**Problem details:** Each entry below should be printed exactly, with every image left out.

**Exercise material:**
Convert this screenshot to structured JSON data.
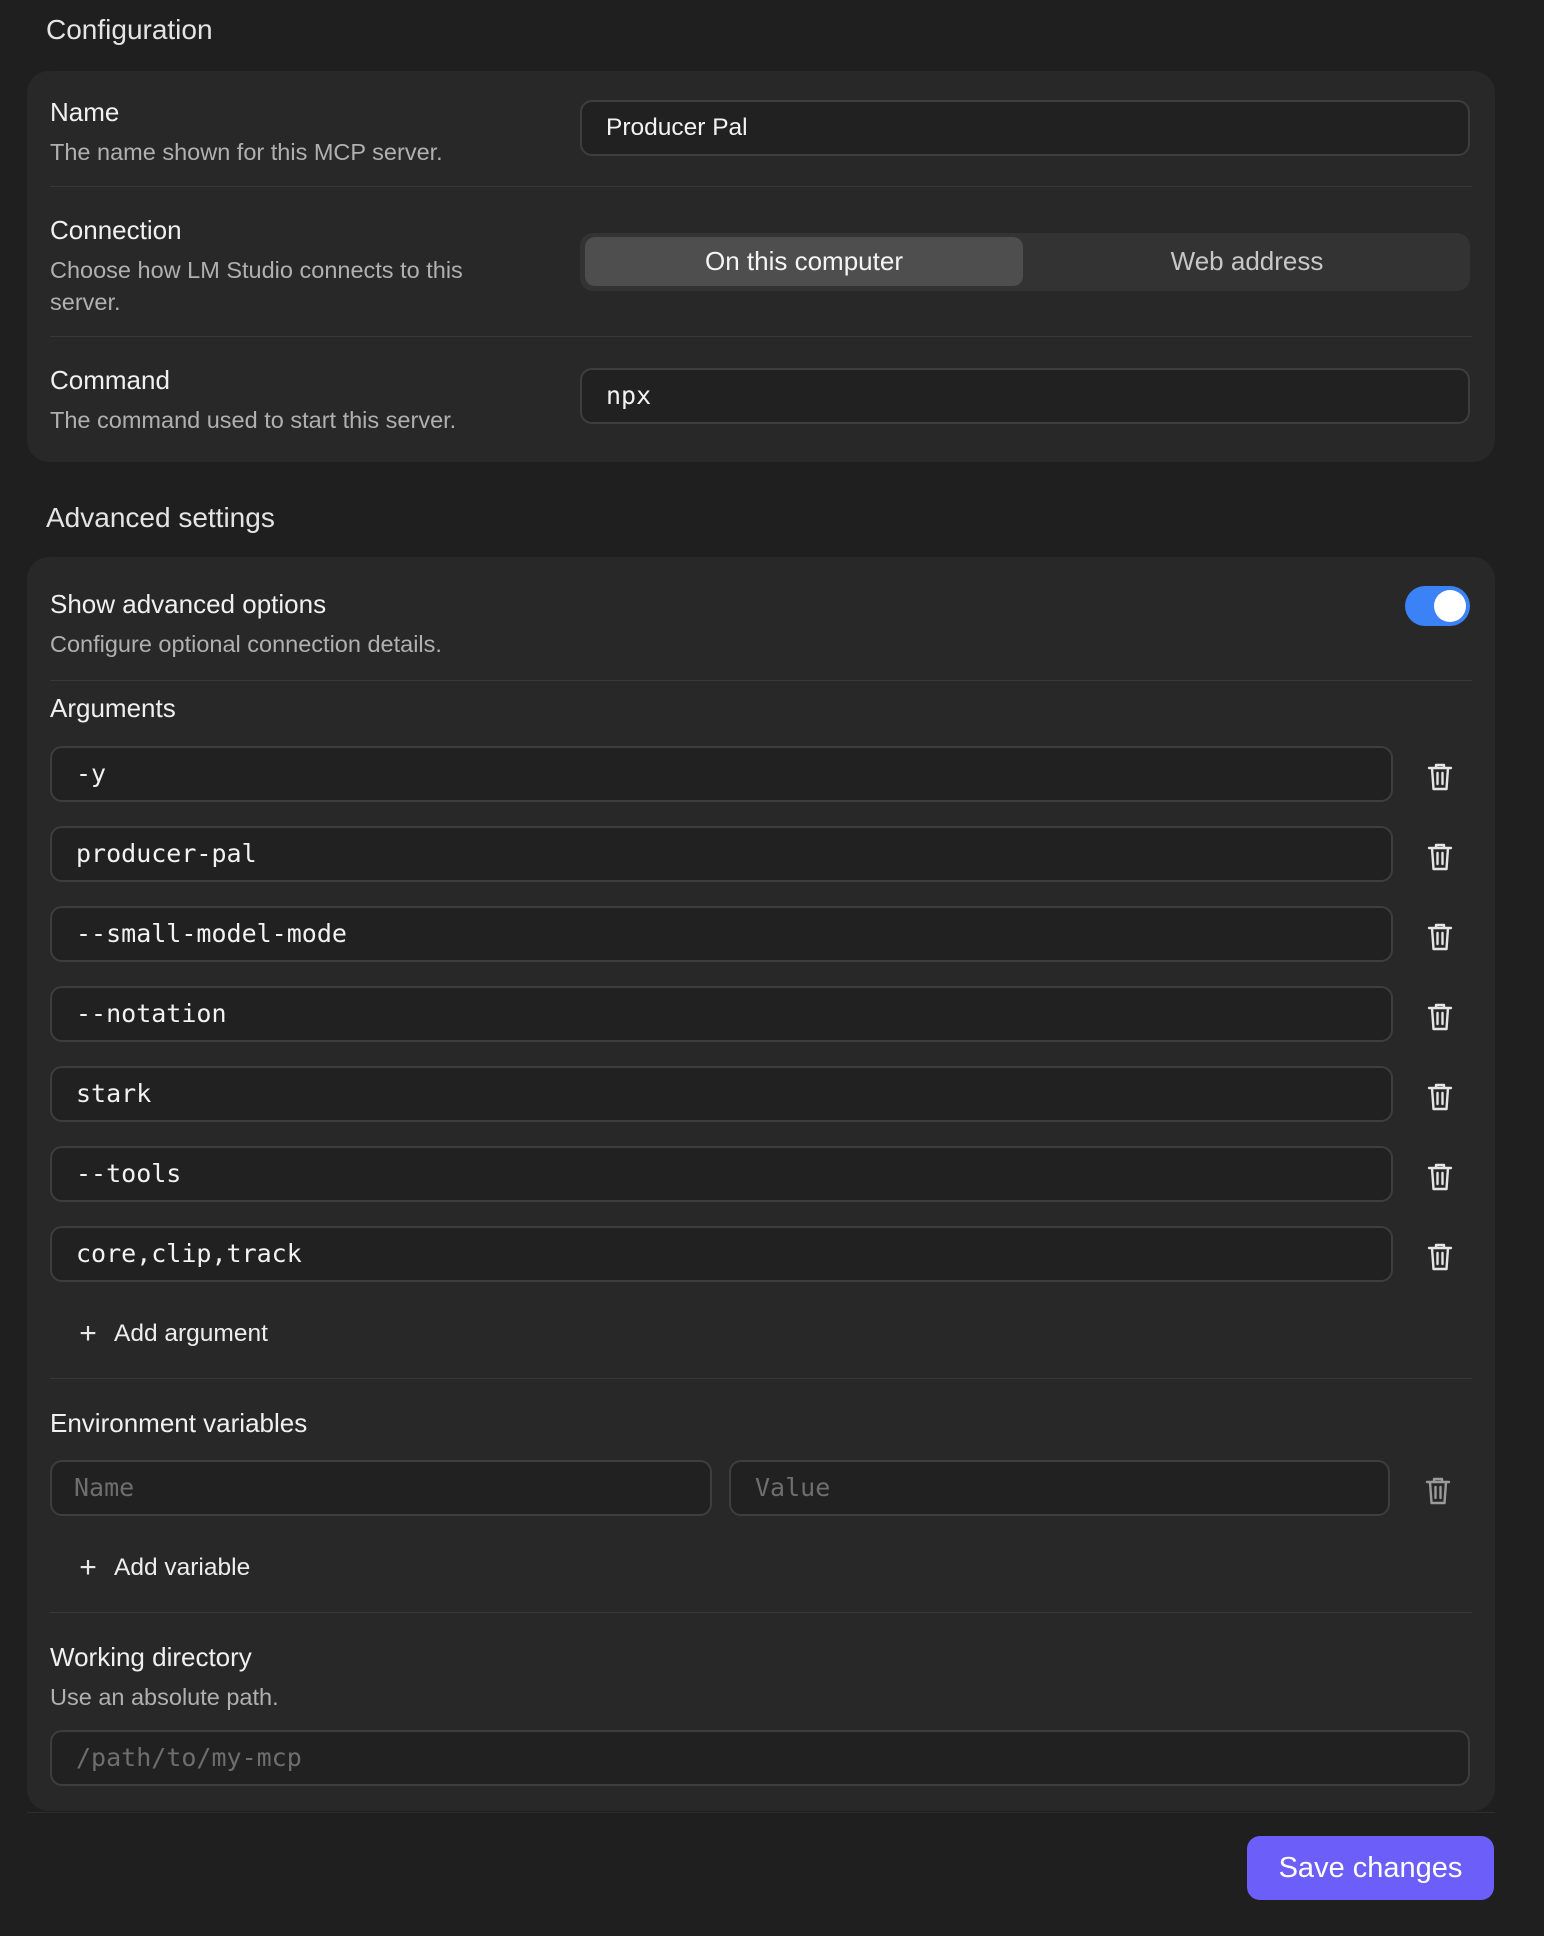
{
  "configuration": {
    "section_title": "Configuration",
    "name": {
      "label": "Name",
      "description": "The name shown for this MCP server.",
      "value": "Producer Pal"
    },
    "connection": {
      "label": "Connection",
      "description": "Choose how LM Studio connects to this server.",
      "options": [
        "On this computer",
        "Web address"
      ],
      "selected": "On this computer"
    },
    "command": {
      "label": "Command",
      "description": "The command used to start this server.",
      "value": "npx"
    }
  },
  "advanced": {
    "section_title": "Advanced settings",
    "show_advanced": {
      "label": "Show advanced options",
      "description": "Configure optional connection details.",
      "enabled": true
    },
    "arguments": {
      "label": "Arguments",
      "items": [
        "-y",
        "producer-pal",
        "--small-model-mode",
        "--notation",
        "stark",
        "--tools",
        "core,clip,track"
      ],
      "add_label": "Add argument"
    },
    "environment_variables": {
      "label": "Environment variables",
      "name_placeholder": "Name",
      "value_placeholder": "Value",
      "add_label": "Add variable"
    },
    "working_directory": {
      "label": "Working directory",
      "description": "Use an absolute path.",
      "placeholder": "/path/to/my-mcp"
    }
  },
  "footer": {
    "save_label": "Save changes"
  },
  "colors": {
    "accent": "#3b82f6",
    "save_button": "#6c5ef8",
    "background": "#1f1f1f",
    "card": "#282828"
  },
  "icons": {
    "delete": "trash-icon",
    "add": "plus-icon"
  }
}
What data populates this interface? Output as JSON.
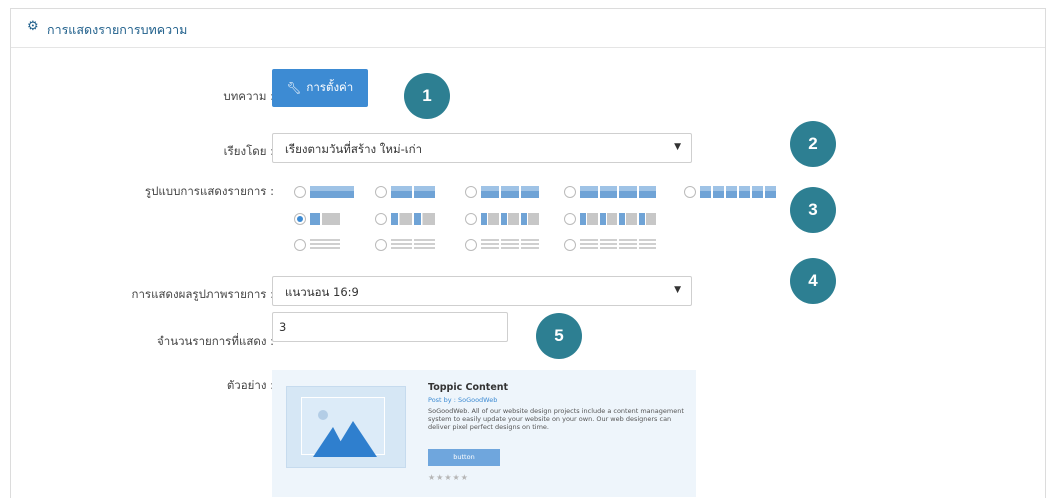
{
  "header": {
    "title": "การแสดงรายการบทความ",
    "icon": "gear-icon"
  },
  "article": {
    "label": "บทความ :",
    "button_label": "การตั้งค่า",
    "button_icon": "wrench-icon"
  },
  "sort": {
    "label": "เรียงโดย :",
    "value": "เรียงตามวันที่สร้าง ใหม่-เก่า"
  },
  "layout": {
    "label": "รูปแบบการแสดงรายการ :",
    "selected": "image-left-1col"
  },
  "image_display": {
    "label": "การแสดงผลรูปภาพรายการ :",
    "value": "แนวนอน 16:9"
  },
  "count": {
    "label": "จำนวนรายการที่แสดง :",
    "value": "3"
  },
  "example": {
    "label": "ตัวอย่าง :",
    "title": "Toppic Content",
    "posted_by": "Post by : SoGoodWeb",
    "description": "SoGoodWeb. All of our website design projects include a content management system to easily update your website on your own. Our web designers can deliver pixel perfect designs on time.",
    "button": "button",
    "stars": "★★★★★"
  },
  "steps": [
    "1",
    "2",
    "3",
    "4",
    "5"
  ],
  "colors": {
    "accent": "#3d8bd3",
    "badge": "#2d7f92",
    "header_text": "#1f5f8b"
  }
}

**Solution to the exercise:**
Convert this screenshot to structured JSON data.
{
  "configuration": {
    "section_title": "Configuration",
    "name": {
      "label": "Name",
      "description": "The name shown for this MCP server.",
      "value": "Producer Pal"
    },
    "connection": {
      "label": "Connection",
      "description": "Choose how LM Studio connects to this server.",
      "options": [
        "On this computer",
        "Web address"
      ],
      "selected": "On this computer"
    },
    "command": {
      "label": "Command",
      "description": "The command used to start this server.",
      "value": "npx"
    }
  },
  "advanced": {
    "section_title": "Advanced settings",
    "show_advanced": {
      "label": "Show advanced options",
      "description": "Configure optional connection details.",
      "enabled": true
    },
    "arguments": {
      "label": "Arguments",
      "items": [
        "-y",
        "producer-pal",
        "--small-model-mode",
        "--notation",
        "stark",
        "--tools",
        "core,clip,track"
      ],
      "add_label": "Add argument"
    },
    "environment_variables": {
      "label": "Environment variables",
      "name_placeholder": "Name",
      "value_placeholder": "Value",
      "add_label": "Add variable"
    },
    "working_directory": {
      "label": "Working directory",
      "description": "Use an absolute path.",
      "placeholder": "/path/to/my-mcp"
    }
  },
  "footer": {
    "save_label": "Save changes"
  },
  "colors": {
    "accent": "#3b82f6",
    "save_button": "#6c5ef8",
    "background": "#1f1f1f",
    "card": "#282828"
  },
  "icons": {
    "delete": "trash-icon",
    "add": "plus-icon"
  }
}
What data populates this interface? Output as JSON.
{
  "header": {
    "title": "การแสดงรายการบทความ",
    "icon": "gear-icon"
  },
  "article": {
    "label": "บทความ :",
    "button_label": "การตั้งค่า",
    "button_icon": "wrench-icon"
  },
  "sort": {
    "label": "เรียงโดย :",
    "value": "เรียงตามวันที่สร้าง ใหม่-เก่า"
  },
  "layout": {
    "label": "รูปแบบการแสดงรายการ :",
    "selected": "image-left-1col"
  },
  "image_display": {
    "label": "การแสดงผลรูปภาพรายการ :",
    "value": "แนวนอน 16:9"
  },
  "count": {
    "label": "จำนวนรายการที่แสดง :",
    "value": "3"
  },
  "example": {
    "label": "ตัวอย่าง :",
    "title": "Toppic Content",
    "posted_by": "Post by : SoGoodWeb",
    "description": "SoGoodWeb. All of our website design projects include a content management system to easily update your website on your own. Our web designers can deliver pixel perfect designs on time.",
    "button": "button",
    "stars": "★★★★★"
  },
  "steps": [
    "1",
    "2",
    "3",
    "4",
    "5"
  ],
  "colors": {
    "accent": "#3d8bd3",
    "badge": "#2d7f92",
    "header_text": "#1f5f8b"
  }
}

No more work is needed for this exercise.